EB-5 investor visas allow certain entrepreneurs to come to the United States to create and build a business in the country. The visas require investors to meet a certain stringent set of requirements, which involve minimum investment amounts, location of the prospective business, and other considerations.

One key requirement of the EB-5 investor visa is the requirement that the new business venture being launched must create or retain a certain minimum number of jobs within the United States. Specifically, these requirements include:

● Creating or retaining at least 10 full-time jobs for qualifying U.S. workers within two years. In extenuating circumstances, the two-year deadline may be extended, but only for a limited period. The two-year period typically starts running when the investor enters the U.S. as a Conditional Permanent Resident.
● Creating or preserving either “direct” or “indirect” jobs. “Direct” jobs are actual, identifiable positions within the commercial enterprise or business in which the EB-5 investor has invested his or her capital. “Indirect” jobs are jobs created collaterally by the investment of the EB-5 investor’s collateral. Often, these jobs are created when capital is invested in a commercial enterprise affiliated with a regional center.

In addition, an investor may only be credited with retaining or preserving a job if the job was preserved in a “troubled business,” or one that has existed for at least two years and suffered a net loss in the past 12 to 24 months.

At the Immigration Law Office of Los Angeles, P.C., our experienced immigration attorneys can assist you in finding and applying for the immigration visa that best fits your personal and professional plans in the United States.

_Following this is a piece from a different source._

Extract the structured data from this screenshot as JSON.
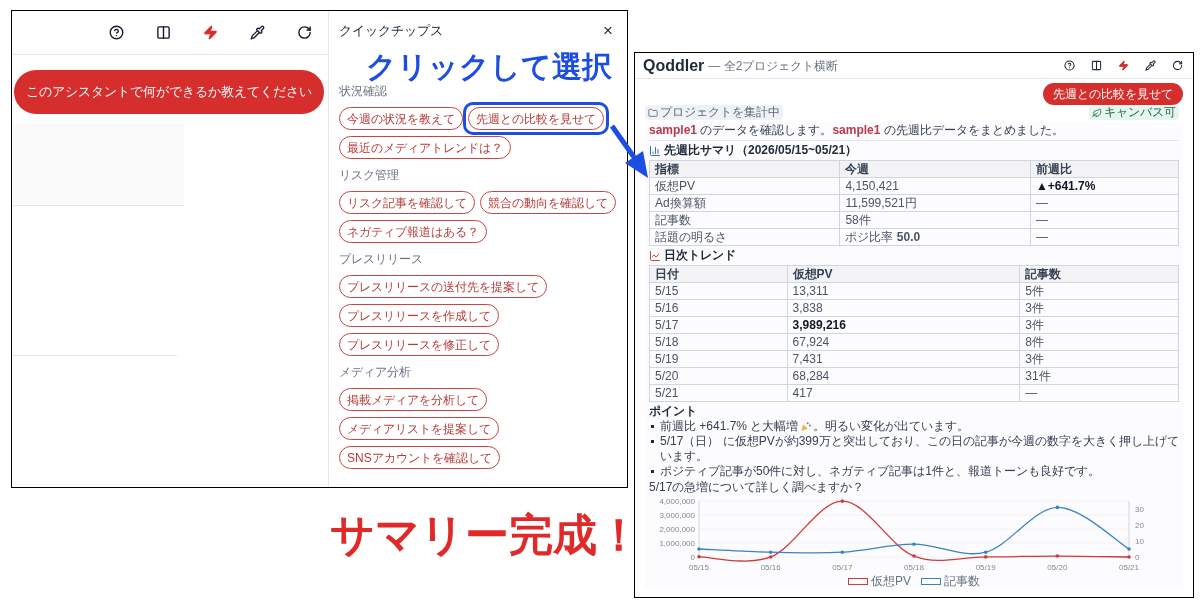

Contact us today to learn more.

Come back for part five of five, detailing classifications of extraordinary abilities.